Your instructions: Repeat every entry word for word. Images do not belong in the copy.

══════

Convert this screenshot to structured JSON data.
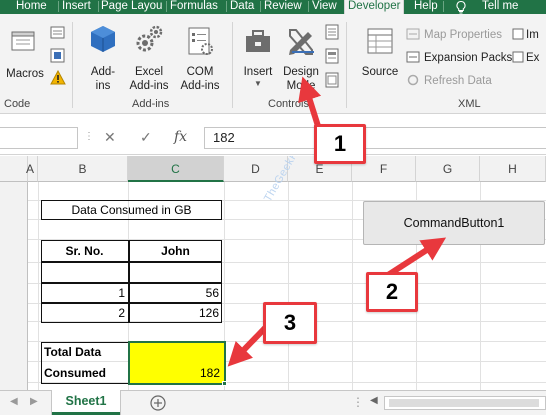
{
  "tabs": [
    "Home",
    "Insert",
    "Page Layou",
    "Formulas",
    "Data",
    "Review",
    "View",
    "Developer",
    "Help",
    "Tell me"
  ],
  "ribbon": {
    "code": {
      "label": "Code",
      "macros": "Macros"
    },
    "addins": {
      "label": "Add-ins",
      "addins_btn": [
        "Add-",
        "ins"
      ],
      "excel_addins": [
        "Excel",
        "Add-ins"
      ],
      "com_addins": [
        "COM",
        "Add-ins"
      ]
    },
    "controls": {
      "label": "Controls",
      "insert": "Insert",
      "design_mode": [
        "Design",
        "Mode"
      ]
    },
    "xml": {
      "label": "XML",
      "source": "Source",
      "map_properties": "Map Properties",
      "expansion_packs": "Expansion Packs",
      "refresh_data": "Refresh Data",
      "import_partial": "Im",
      "export_partial": "Ex"
    }
  },
  "formula_bar": {
    "cancel": "✕",
    "enter": "✓",
    "fx": "fx",
    "value": "182"
  },
  "grid": {
    "columns": [
      "A",
      "B",
      "C",
      "D",
      "E",
      "F",
      "G",
      "H"
    ],
    "selected_column": "C",
    "title": "Data Consumed in GB",
    "table": {
      "headers": [
        "Sr. No.",
        "John"
      ],
      "rows": [
        {
          "sr": "",
          "john": ""
        },
        {
          "sr": "1",
          "john": "56"
        },
        {
          "sr": "2",
          "john": "126"
        }
      ]
    },
    "total_label": [
      "Total Data",
      "Consumed"
    ],
    "total_value": "182",
    "command_button": "CommandButton1",
    "watermark": "TheGeekPage.com"
  },
  "callouts": [
    "1",
    "2",
    "3"
  ],
  "colors": {
    "excel_green": "#217346",
    "highlight": "#ffff00",
    "callout_red": "#e8383d"
  },
  "sheets": {
    "active": "Sheet1",
    "add_icon": "plus-circle-icon"
  }
}
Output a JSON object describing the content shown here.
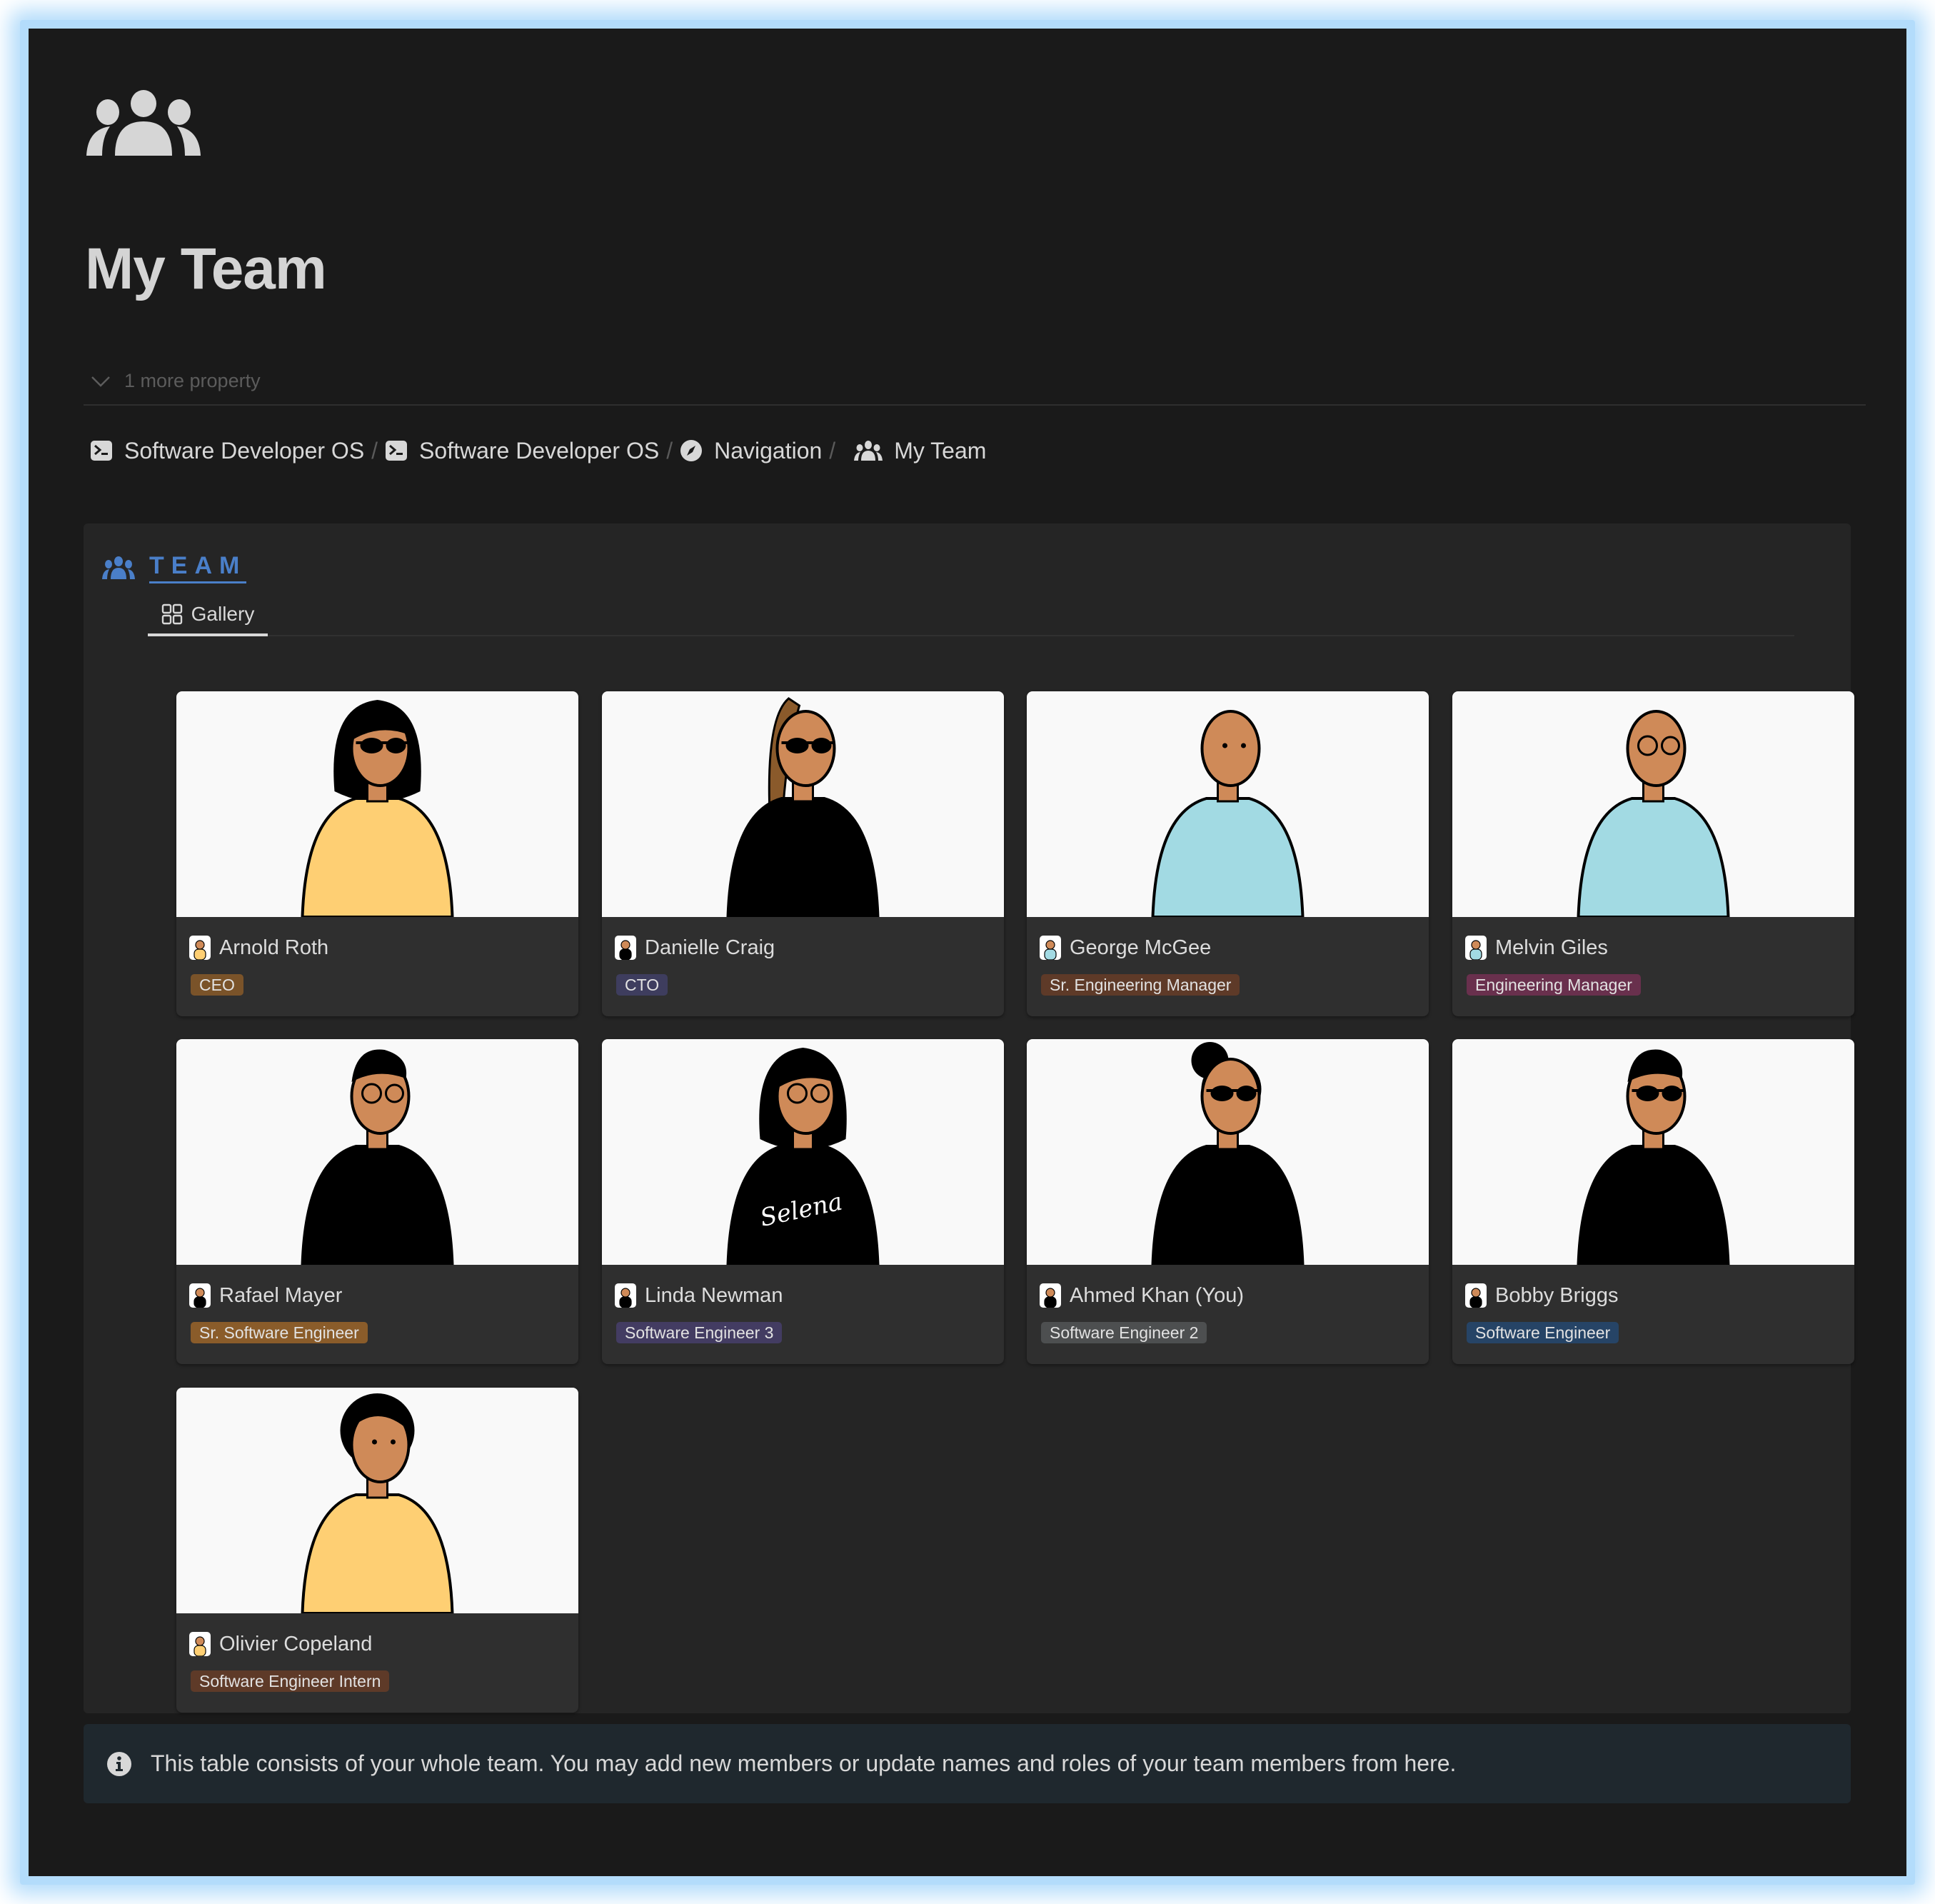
{
  "page": {
    "icon": "team-icon",
    "title": "My Team",
    "more_properties_label": "1 more property"
  },
  "breadcrumb": [
    {
      "label": "Software Developer OS",
      "icon": "terminal-icon"
    },
    {
      "label": "Software Developer OS",
      "icon": "terminal-icon"
    },
    {
      "label": "Navigation",
      "icon": "compass-icon"
    },
    {
      "label": "My Team",
      "icon": "team-icon"
    }
  ],
  "breadcrumb_separator": "/",
  "database": {
    "title": "TEAM",
    "icon": "team-icon",
    "accent_color": "#4a7fc9",
    "views": [
      {
        "label": "Gallery",
        "icon": "gallery-grid-icon",
        "active": true
      }
    ],
    "cards": [
      {
        "name": "Arnold Roth",
        "role": "CEO",
        "role_color": "#7a5329",
        "illustration": {
          "skin": "#cf8a58",
          "shirt": "#fecf73",
          "hair": "long",
          "glasses": "sunglasses"
        }
      },
      {
        "name": "Danielle Craig",
        "role": "CTO",
        "role_color": "#3e3d5e",
        "illustration": {
          "skin": "#cf8a58",
          "shirt": "#000000",
          "hair": "braids",
          "glasses": "sunglasses"
        }
      },
      {
        "name": "George McGee",
        "role": "Sr. Engineering Manager",
        "role_color": "#5e3a28",
        "illustration": {
          "skin": "#cf8a58",
          "shirt": "#a2dae3",
          "hair": "bald",
          "glasses": "none"
        }
      },
      {
        "name": "Melvin Giles",
        "role": "Engineering Manager",
        "role_color": "#69304d",
        "illustration": {
          "skin": "#cf8a58",
          "shirt": "#a2dae3",
          "hair": "bald",
          "glasses": "glasses"
        }
      },
      {
        "name": "Rafael Mayer",
        "role": "Sr. Software Engineer",
        "role_color": "#8a5c2a",
        "illustration": {
          "skin": "#cf8a58",
          "shirt": "#000000",
          "hair": "short",
          "glasses": "glasses"
        }
      },
      {
        "name": "Linda Newman",
        "role": "Software Engineer 3",
        "role_color": "#433c62",
        "illustration": {
          "skin": "#cf8a58",
          "shirt": "#000000",
          "hair": "long",
          "glasses": "glasses",
          "shirt_text": "Selena"
        }
      },
      {
        "name": "Ahmed Khan (You)",
        "role": "Software Engineer 2",
        "role_color": "#4d4f50",
        "illustration": {
          "skin": "#cf8a58",
          "shirt": "#000000",
          "hair": "bun",
          "glasses": "sunglasses"
        }
      },
      {
        "name": "Bobby Briggs",
        "role": "Software Engineer",
        "role_color": "#264466",
        "illustration": {
          "skin": "#cf8a58",
          "shirt": "#000000",
          "hair": "short",
          "glasses": "sunglasses"
        }
      },
      {
        "name": "Olivier Copeland",
        "role": "Software Engineer Intern",
        "role_color": "#5e3a28",
        "illustration": {
          "skin": "#cf8a58",
          "shirt": "#fecf73",
          "hair": "curly",
          "glasses": "none"
        }
      }
    ]
  },
  "callout": {
    "icon": "info-icon",
    "text": "This table consists of your whole team. You may add new members or update names and roles of your team members from here."
  }
}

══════

Reply to the exercise:
Convert this screenshot to structured JSON data.
{
  "tabs": [
    "Home",
    "Insert",
    "Page Layou",
    "Formulas",
    "Data",
    "Review",
    "View",
    "Developer",
    "Help",
    "Tell me"
  ],
  "ribbon": {
    "code": {
      "label": "Code",
      "macros": "Macros"
    },
    "addins": {
      "label": "Add-ins",
      "addins_btn": [
        "Add-",
        "ins"
      ],
      "excel_addins": [
        "Excel",
        "Add-ins"
      ],
      "com_addins": [
        "COM",
        "Add-ins"
      ]
    },
    "controls": {
      "label": "Controls",
      "insert": "Insert",
      "design_mode": [
        "Design",
        "Mode"
      ]
    },
    "xml": {
      "label": "XML",
      "source": "Source",
      "map_properties": "Map Properties",
      "expansion_packs": "Expansion Packs",
      "refresh_data": "Refresh Data",
      "import_partial": "Im",
      "export_partial": "Ex"
    }
  },
  "formula_bar": {
    "cancel": "✕",
    "enter": "✓",
    "fx": "fx",
    "value": "182"
  },
  "grid": {
    "columns": [
      "A",
      "B",
      "C",
      "D",
      "E",
      "F",
      "G",
      "H"
    ],
    "selected_column": "C",
    "title": "Data Consumed in GB",
    "table": {
      "headers": [
        "Sr. No.",
        "John"
      ],
      "rows": [
        {
          "sr": "",
          "john": ""
        },
        {
          "sr": "1",
          "john": "56"
        },
        {
          "sr": "2",
          "john": "126"
        }
      ]
    },
    "total_label": [
      "Total Data",
      "Consumed"
    ],
    "total_value": "182",
    "command_button": "CommandButton1",
    "watermark": "TheGeekPage.com"
  },
  "callouts": [
    "1",
    "2",
    "3"
  ],
  "colors": {
    "excel_green": "#217346",
    "highlight": "#ffff00",
    "callout_red": "#e8383d"
  },
  "sheets": {
    "active": "Sheet1",
    "add_icon": "plus-circle-icon"
  }
}
Output a JSON object describing the content shown here.
{
  "page": {
    "icon": "team-icon",
    "title": "My Team",
    "more_properties_label": "1 more property"
  },
  "breadcrumb": [
    {
      "label": "Software Developer OS",
      "icon": "terminal-icon"
    },
    {
      "label": "Software Developer OS",
      "icon": "terminal-icon"
    },
    {
      "label": "Navigation",
      "icon": "compass-icon"
    },
    {
      "label": "My Team",
      "icon": "team-icon"
    }
  ],
  "breadcrumb_separator": "/",
  "database": {
    "title": "TEAM",
    "icon": "team-icon",
    "accent_color": "#4a7fc9",
    "views": [
      {
        "label": "Gallery",
        "icon": "gallery-grid-icon",
        "active": true
      }
    ],
    "cards": [
      {
        "name": "Arnold Roth",
        "role": "CEO",
        "role_color": "#7a5329",
        "illustration": {
          "skin": "#cf8a58",
          "shirt": "#fecf73",
          "hair": "long",
          "glasses": "sunglasses"
        }
      },
      {
        "name": "Danielle Craig",
        "role": "CTO",
        "role_color": "#3e3d5e",
        "illustration": {
          "skin": "#cf8a58",
          "shirt": "#000000",
          "hair": "braids",
          "glasses": "sunglasses"
        }
      },
      {
        "name": "George McGee",
        "role": "Sr. Engineering Manager",
        "role_color": "#5e3a28",
        "illustration": {
          "skin": "#cf8a58",
          "shirt": "#a2dae3",
          "hair": "bald",
          "glasses": "none"
        }
      },
      {
        "name": "Melvin Giles",
        "role": "Engineering Manager",
        "role_color": "#69304d",
        "illustration": {
          "skin": "#cf8a58",
          "shirt": "#a2dae3",
          "hair": "bald",
          "glasses": "glasses"
        }
      },
      {
        "name": "Rafael Mayer",
        "role": "Sr. Software Engineer",
        "role_color": "#8a5c2a",
        "illustration": {
          "skin": "#cf8a58",
          "shirt": "#000000",
          "hair": "short",
          "glasses": "glasses"
        }
      },
      {
        "name": "Linda Newman",
        "role": "Software Engineer 3",
        "role_color": "#433c62",
        "illustration": {
          "skin": "#cf8a58",
          "shirt": "#000000",
          "hair": "long",
          "glasses": "glasses",
          "shirt_text": "Selena"
        }
      },
      {
        "name": "Ahmed Khan (You)",
        "role": "Software Engineer 2",
        "role_color": "#4d4f50",
        "illustration": {
          "skin": "#cf8a58",
          "shirt": "#000000",
          "hair": "bun",
          "glasses": "sunglasses"
        }
      },
      {
        "name": "Bobby Briggs",
        "role": "Software Engineer",
        "role_color": "#264466",
        "illustration": {
          "skin": "#cf8a58",
          "shirt": "#000000",
          "hair": "short",
          "glasses": "sunglasses"
        }
      },
      {
        "name": "Olivier Copeland",
        "role": "Software Engineer Intern",
        "role_color": "#5e3a28",
        "illustration": {
          "skin": "#cf8a58",
          "shirt": "#fecf73",
          "hair": "curly",
          "glasses": "none"
        }
      }
    ]
  },
  "callout": {
    "icon": "info-icon",
    "text": "This table consists of your whole team. You may add new members or update names and roles of your team members from here."
  }
}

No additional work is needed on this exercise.